Dead cash pointed to either a stash hidden away in an underwear drawer where it sat without collecting interest or doing anything else worthwhile, or it could be a sweater bought on impulse, never worn and left to rot at the bottom of an underwear drawer.

“Don’t kill your money like that,” my grandmother would chide. “Make it live, make it grow, show me some ikigane!”

A much tried woman who never sat down unless it was to still a crying baby (and that not for long), her maxim in life was drummed into us from an early age: “Kane ga nai no wa kubi ga nai no to onaji (Being moneyless is the same as being headless).”

She also taught us that money was the defining factor in any earthly relationship and said that out in the real world, “Kane no kireme wa en no kireme (If the money stops, so does the relationship),” which rather blatantly contradicted her own married and maternal state.

When her husband came home after a rare winning day at the track, she would watch in silence as he handed out candy and presents, then mutter “Abukuzeni (foam money, or money that disappeared like foam).” Or lash out with “Akusen mi ni tsukazu (Ill-gotten money never sticks to you)” and scuttle off to the kitchen to wash some rice.

My cousin never listened to her virtuous nuggets of wisdom. Having spent the whole childhood observing at close quarters how gambling just doesn’t pay, he decided that the only way to wealth, or zeni no hana o sakaseru (coaxing the money flower to bloom), as everyone said around here, was to go for an ikkaku senkin (a thousand coins at one catch) — the Japanese version of a get-rich-quick scheme. He invested most of his earnings, starting from his first job at 15, in one scheme after another, turning his life into a giant wastebucket of sutegane.

But he was a man with a dream, the dream of becoming a shonarikin (small-scale nouveau riche), the type of rich guy Japan has in abundance. He wanted to own two cars (a Mercedes and a BMW), with two cell phones jutting from either pocket of a Trussardi jacket. He wanted to stride into a Ginza bar in Gucci loafers and have the hostesses come running up with delighted shrieks of “Look who’s here girls, the shacho (company president)!” Clearly, however, he comes from the wrong gene pool and to this day drives a Corolla.

On the other hand, the girls in the family learned to work for a living and keep quiet about their earnings. One of my sisters kept a hesokuri (nest egg) — which literally means money hidden inside the navel — for many long years without revealing its whereabouts. Not even my grandfather could get to it, though his nose would shame a bloodhound when it came to tracking down hoarded cash. By the time she left home, she had saved enough for a down payment on her own condo, causing my grandmother to weep with joy. (“That’s what I call ikigane!”)

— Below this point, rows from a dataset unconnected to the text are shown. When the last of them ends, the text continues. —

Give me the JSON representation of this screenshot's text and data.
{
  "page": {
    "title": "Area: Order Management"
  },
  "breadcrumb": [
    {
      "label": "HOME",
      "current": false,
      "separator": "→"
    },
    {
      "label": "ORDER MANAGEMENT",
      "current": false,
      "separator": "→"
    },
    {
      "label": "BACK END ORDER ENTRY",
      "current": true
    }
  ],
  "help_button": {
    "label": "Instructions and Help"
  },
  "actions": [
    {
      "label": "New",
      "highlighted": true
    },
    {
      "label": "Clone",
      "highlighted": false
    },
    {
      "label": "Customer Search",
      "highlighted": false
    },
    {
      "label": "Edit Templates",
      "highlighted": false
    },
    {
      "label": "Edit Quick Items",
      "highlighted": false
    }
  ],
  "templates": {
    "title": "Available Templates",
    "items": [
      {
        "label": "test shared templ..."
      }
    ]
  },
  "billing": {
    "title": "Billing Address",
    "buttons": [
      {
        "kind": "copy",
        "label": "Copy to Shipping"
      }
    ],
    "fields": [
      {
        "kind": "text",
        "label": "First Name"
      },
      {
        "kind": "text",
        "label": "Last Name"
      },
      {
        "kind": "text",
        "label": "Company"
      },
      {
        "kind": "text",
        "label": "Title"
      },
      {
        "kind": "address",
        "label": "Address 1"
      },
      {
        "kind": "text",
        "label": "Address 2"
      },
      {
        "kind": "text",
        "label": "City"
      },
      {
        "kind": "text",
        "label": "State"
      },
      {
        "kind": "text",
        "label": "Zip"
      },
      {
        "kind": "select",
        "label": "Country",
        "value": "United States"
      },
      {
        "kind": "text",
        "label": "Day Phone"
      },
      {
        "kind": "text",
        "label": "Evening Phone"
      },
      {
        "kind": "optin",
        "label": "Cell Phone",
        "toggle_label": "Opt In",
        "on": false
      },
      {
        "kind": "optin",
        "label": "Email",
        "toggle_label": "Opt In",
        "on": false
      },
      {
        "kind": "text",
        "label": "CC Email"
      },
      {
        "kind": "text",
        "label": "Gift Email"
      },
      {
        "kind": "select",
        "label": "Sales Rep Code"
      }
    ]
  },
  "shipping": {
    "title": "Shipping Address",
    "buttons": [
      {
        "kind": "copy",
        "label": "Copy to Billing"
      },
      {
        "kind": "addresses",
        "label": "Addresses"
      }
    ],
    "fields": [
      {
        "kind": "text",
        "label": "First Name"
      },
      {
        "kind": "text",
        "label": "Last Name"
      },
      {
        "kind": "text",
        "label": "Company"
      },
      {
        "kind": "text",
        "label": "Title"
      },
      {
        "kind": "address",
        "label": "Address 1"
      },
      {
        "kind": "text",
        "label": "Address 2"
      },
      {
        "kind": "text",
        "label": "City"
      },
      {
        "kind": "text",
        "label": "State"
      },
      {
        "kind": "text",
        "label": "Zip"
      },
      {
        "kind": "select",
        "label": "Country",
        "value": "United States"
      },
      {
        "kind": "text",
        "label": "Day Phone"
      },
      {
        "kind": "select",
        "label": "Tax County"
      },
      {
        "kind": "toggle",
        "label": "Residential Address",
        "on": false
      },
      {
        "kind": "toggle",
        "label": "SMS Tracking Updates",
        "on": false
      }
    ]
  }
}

Most impressed, I asked her what her secret was. She quoted the words of the great money-making god, Kyu Eikan: “O-kane wa sabishigariya (Money has a lonely heart). Just make sure it has friends to hang around with, then it’ll feel secure and invite more friends.”

I’m telling you, the learning never stops.